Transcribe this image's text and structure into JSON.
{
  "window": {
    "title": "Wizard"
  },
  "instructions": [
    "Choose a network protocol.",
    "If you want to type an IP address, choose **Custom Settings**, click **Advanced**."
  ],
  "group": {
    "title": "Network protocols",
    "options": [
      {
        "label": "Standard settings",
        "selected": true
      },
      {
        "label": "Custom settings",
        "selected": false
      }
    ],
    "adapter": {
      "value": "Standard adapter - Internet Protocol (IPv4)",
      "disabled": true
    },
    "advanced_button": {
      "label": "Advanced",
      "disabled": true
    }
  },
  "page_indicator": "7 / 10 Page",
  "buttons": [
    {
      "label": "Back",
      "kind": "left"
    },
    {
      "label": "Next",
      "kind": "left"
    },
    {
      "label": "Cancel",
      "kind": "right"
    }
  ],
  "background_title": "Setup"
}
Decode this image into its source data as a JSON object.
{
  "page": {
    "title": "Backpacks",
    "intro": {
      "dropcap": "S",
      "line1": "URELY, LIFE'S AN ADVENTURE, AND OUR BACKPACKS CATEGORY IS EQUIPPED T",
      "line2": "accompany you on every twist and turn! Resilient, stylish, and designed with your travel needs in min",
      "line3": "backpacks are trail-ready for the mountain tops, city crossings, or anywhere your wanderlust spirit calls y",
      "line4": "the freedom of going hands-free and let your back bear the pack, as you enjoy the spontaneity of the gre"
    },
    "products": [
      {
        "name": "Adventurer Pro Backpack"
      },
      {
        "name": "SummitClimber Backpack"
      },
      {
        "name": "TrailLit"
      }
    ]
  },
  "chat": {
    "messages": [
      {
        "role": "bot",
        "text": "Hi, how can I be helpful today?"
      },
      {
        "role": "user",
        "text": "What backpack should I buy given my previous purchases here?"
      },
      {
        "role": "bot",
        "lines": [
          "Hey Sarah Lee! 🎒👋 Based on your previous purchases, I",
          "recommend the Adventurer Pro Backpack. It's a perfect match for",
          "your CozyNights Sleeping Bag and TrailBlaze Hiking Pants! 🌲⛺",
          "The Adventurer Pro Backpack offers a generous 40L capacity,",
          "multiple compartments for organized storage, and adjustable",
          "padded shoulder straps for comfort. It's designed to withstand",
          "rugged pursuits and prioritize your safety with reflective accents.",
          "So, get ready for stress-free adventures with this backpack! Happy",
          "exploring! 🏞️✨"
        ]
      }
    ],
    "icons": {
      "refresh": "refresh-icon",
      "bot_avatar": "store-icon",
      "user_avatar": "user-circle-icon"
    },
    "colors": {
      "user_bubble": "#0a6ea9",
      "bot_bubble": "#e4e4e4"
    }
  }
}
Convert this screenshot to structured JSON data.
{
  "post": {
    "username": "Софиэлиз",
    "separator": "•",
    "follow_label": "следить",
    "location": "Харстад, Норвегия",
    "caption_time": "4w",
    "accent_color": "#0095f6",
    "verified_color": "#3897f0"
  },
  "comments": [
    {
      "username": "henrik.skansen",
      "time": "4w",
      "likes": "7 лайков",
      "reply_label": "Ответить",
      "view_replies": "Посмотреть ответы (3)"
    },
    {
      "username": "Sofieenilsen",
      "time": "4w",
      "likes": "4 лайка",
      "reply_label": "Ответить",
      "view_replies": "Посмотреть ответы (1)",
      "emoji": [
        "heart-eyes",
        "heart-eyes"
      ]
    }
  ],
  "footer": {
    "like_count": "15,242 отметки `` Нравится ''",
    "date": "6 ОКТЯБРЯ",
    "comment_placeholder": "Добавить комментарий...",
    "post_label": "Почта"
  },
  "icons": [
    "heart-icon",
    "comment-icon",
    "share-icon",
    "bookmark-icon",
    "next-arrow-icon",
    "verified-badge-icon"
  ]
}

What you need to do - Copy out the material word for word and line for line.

Finished exercise -
Transcribe this image's text and structure into JSON.
{
  "window": {
    "title": "Wizard"
  },
  "instructions": [
    "Choose a network protocol.",
    "If you want to type an IP address, choose **Custom Settings**, click **Advanced**."
  ],
  "group": {
    "title": "Network protocols",
    "options": [
      {
        "label": "Standard settings",
        "selected": true
      },
      {
        "label": "Custom settings",
        "selected": false
      }
    ],
    "adapter": {
      "value": "Standard adapter - Internet Protocol (IPv4)",
      "disabled": true
    },
    "advanced_button": {
      "label": "Advanced",
      "disabled": true
    }
  },
  "page_indicator": "7 / 10 Page",
  "buttons": [
    {
      "label": "Back",
      "kind": "left"
    },
    {
      "label": "Next",
      "kind": "left"
    },
    {
      "label": "Cancel",
      "kind": "right"
    }
  ],
  "background_title": "Setup"
}
Decode this image into its source data as a JSON object.
{
  "page": {
    "title": "Backpacks",
    "intro": {
      "dropcap": "S",
      "line1": "URELY, LIFE'S AN ADVENTURE, AND OUR BACKPACKS CATEGORY IS EQUIPPED T",
      "line2": "accompany you on every twist and turn! Resilient, stylish, and designed with your travel needs in min",
      "line3": "backpacks are trail-ready for the mountain tops, city crossings, or anywhere your wanderlust spirit calls y",
      "line4": "the freedom of going hands-free and let your back bear the pack, as you enjoy the spontaneity of the gre"
    },
    "products": [
      {
        "name": "Adventurer Pro Backpack"
      },
      {
        "name": "SummitClimber Backpack"
      },
      {
        "name": "TrailLit"
      }
    ]
  },
  "chat": {
    "messages": [
      {
        "role": "bot",
        "text": "Hi, how can I be helpful today?"
      },
      {
        "role": "user",
        "text": "What backpack should I buy given my previous purchases here?"
      },
      {
        "role": "bot",
        "lines": [
          "Hey Sarah Lee! 🎒👋 Based on your previous purchases, I",
          "recommend the Adventurer Pro Backpack. It's a perfect match for",
          "your CozyNights Sleeping Bag and TrailBlaze Hiking Pants! 🌲⛺",
          "The Adventurer Pro Backpack offers a generous 40L capacity,",
          "multiple compartments for organized storage, and adjustable",
          "padded shoulder straps for comfort. It's designed to withstand",
          "rugged pursuits and prioritize your safety with reflective accents.",
          "So, get ready for stress-free adventures with this backpack! Happy",
          "exploring! 🏞️✨"
        ]
      }
    ],
    "icons": {
      "refresh": "refresh-icon",
      "bot_avatar": "store-icon",
      "user_avatar": "user-circle-icon"
    },
    "colors": {
      "user_bubble": "#0a6ea9",
      "bot_bubble": "#e4e4e4"
    }
  }
}
Convert this screenshot to structured JSON data.
{
  "post": {
    "username": "Софиэлиз",
    "separator": "•",
    "follow_label": "следить",
    "location": "Харстад, Норвегия",
    "caption_time": "4w",
    "accent_color": "#0095f6",
    "verified_color": "#3897f0"
  },
  "comments": [
    {
      "username": "henrik.skansen",
      "time": "4w",
      "likes": "7 лайков",
      "reply_label": "Ответить",
      "view_replies": "Посмотреть ответы (3)"
    },
    {
      "username": "Sofieenilsen",
      "time": "4w",
      "likes": "4 лайка",
      "reply_label": "Ответить",
      "view_replies": "Посмотреть ответы (1)",
      "emoji": [
        "heart-eyes",
        "heart-eyes"
      ]
    }
  ],
  "footer": {
    "like_count": "15,242 отметки `` Нравится ''",
    "date": "6 ОКТЯБРЯ",
    "comment_placeholder": "Добавить комментарий...",
    "post_label": "Почта"
  },
  "icons": [
    "heart-icon",
    "comment-icon",
    "share-icon",
    "bookmark-icon",
    "next-arrow-icon",
    "verified-badge-icon"
  ]
}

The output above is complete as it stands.